▶ [ASSIGNMENT]:
Take every line from the records below that includes the word "this".

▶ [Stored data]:
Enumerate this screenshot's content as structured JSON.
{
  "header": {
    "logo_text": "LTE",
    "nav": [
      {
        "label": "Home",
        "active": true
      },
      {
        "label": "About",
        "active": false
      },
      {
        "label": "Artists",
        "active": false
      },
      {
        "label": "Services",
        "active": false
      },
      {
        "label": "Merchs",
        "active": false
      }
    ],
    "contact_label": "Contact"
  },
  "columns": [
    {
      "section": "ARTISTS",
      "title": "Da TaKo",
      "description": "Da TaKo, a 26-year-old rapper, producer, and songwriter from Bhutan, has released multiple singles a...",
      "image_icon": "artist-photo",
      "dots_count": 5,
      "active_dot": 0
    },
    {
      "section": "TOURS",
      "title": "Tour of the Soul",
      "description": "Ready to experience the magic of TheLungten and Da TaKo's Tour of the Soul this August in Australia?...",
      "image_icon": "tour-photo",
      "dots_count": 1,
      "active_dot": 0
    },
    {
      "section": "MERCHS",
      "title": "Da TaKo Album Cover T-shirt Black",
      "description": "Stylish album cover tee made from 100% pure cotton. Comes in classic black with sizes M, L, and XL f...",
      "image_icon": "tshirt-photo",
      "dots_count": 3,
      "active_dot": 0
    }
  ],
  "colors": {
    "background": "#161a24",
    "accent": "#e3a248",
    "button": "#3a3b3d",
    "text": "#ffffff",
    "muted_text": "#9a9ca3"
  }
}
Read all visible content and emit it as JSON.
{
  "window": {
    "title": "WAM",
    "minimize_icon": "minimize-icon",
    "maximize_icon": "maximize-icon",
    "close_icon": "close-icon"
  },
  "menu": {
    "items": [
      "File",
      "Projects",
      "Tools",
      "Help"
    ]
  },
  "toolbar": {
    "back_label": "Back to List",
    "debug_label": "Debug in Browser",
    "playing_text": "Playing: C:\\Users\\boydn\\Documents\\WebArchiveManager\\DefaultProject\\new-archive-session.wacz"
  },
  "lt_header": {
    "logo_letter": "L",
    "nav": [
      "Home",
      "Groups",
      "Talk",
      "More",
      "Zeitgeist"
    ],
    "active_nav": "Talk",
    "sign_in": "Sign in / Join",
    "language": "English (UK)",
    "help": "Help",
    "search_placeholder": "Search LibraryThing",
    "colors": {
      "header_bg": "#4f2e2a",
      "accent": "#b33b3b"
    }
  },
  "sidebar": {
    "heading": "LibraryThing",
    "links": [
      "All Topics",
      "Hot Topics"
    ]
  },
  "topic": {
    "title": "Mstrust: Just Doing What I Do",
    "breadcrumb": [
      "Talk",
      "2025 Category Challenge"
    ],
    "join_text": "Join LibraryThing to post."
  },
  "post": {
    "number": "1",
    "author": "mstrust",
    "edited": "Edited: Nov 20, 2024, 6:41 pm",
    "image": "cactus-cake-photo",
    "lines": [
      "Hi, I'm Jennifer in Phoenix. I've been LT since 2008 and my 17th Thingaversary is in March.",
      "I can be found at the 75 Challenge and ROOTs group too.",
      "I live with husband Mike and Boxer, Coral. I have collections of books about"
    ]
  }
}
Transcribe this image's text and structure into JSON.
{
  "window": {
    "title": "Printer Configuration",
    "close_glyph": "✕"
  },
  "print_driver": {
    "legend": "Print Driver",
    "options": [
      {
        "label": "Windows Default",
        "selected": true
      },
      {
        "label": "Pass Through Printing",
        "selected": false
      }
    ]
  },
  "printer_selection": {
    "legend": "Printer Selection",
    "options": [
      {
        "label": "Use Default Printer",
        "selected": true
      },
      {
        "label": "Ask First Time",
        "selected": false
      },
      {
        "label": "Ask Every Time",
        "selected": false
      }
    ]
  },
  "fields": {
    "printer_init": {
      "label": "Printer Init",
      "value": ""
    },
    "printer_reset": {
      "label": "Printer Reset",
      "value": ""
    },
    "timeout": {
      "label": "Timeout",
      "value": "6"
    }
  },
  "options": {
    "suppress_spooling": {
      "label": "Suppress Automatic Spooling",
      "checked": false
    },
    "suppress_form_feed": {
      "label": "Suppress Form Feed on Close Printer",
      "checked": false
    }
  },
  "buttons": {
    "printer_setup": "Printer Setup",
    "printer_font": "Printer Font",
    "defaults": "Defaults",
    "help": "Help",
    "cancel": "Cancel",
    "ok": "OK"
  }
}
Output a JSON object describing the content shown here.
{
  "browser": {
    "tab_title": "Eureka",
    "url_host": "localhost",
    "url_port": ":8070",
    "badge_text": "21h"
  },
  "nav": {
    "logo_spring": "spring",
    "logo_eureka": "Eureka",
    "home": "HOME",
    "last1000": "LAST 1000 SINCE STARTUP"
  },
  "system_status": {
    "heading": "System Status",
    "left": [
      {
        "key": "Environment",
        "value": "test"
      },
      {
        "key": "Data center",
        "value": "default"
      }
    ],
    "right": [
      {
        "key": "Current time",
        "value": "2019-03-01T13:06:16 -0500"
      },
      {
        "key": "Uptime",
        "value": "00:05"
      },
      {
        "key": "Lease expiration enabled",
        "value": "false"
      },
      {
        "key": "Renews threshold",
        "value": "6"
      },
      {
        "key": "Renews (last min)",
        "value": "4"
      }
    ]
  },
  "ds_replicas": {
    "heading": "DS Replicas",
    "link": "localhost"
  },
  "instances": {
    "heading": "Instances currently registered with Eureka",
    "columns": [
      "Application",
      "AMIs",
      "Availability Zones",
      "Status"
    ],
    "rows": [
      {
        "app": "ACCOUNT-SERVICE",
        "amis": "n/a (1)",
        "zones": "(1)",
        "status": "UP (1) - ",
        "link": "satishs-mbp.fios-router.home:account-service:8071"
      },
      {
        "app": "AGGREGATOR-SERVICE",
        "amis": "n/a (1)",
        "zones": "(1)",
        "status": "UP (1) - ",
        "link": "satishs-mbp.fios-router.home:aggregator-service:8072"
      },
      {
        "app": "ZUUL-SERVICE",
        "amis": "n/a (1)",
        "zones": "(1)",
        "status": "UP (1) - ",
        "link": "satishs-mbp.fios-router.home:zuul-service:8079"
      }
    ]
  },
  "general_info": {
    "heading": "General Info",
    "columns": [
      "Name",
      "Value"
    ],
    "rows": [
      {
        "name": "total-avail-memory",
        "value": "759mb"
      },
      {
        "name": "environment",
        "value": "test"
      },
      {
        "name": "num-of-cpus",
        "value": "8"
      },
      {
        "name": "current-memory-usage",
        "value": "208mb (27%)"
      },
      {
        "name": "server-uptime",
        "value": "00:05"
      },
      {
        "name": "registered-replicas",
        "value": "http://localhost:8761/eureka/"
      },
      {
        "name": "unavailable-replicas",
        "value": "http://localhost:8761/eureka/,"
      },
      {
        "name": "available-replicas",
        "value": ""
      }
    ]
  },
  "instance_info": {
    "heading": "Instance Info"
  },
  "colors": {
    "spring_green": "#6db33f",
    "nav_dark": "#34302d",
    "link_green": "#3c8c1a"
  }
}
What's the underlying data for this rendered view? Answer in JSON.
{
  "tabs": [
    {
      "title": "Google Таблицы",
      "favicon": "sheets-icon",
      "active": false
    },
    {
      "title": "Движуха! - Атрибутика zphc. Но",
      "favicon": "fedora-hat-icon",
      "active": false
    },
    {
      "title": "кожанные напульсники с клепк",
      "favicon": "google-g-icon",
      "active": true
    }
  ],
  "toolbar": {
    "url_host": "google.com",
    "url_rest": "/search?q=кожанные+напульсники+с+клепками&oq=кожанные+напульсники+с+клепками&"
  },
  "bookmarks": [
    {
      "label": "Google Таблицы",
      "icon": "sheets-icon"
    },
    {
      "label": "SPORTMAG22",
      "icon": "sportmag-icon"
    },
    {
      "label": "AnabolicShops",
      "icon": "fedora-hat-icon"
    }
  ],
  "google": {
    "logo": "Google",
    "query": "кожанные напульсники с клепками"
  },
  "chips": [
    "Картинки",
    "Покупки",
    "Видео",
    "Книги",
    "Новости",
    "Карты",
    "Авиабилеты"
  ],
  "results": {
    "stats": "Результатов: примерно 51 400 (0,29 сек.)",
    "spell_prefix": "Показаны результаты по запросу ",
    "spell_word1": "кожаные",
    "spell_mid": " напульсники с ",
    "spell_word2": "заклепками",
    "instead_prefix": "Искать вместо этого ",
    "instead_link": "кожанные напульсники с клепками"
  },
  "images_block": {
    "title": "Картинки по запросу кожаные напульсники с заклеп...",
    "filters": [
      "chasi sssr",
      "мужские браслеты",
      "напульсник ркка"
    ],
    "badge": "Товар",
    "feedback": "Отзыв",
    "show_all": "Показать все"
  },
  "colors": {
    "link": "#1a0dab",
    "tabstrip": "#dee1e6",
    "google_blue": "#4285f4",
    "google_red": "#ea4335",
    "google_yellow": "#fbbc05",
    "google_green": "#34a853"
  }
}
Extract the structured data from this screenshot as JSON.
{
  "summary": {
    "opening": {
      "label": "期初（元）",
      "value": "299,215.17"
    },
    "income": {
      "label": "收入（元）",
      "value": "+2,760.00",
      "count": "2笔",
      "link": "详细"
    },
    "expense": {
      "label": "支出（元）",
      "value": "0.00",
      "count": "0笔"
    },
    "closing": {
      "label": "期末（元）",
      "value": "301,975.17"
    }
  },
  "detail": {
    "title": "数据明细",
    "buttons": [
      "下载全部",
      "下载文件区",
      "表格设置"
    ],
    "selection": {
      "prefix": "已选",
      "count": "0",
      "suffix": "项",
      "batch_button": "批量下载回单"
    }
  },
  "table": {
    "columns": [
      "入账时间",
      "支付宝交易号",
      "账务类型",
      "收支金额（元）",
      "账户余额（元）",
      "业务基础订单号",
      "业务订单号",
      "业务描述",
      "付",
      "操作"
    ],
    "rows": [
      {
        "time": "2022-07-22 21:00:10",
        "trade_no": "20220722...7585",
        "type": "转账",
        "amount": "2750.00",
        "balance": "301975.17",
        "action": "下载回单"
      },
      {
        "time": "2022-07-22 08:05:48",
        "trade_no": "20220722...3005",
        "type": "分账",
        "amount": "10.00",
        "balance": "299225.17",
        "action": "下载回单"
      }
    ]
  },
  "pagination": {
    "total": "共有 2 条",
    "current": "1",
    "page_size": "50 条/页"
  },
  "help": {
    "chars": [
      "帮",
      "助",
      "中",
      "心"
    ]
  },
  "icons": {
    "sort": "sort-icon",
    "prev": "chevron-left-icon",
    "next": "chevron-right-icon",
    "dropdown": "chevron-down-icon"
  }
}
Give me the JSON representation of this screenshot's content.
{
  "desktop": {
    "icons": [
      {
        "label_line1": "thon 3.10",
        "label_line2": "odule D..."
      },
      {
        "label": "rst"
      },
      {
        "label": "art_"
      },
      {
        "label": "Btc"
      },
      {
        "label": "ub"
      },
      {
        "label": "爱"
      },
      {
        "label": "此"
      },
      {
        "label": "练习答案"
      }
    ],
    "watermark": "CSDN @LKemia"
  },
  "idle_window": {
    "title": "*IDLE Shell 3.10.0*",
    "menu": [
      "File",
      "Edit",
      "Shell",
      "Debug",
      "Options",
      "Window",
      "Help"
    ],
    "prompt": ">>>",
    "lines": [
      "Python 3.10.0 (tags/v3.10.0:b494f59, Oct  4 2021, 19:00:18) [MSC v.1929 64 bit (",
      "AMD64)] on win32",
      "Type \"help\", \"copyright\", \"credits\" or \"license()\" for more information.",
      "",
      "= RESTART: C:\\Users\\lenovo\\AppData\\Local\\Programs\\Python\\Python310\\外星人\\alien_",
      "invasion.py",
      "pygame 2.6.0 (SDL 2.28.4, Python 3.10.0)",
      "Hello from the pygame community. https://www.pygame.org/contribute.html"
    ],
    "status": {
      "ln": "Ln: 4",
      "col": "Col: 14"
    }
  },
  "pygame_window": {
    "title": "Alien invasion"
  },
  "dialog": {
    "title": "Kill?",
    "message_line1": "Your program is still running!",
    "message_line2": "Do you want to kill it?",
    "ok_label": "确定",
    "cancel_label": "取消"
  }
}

▶ [WRITTEN RESPONSE]:
Enumerate this screenshot's content as structured JSON.
      "description": "Ready to experience the magic of TheLungten and Da TaKo's Tour of the Soul this August in Australia?...",
Transcribe this image's text and structure into JSON.
What's the underlying data for this rendered view? Answer in JSON.
Extract the structured data from this screenshot as JSON.
Give me the JSON representation of this screenshot's content.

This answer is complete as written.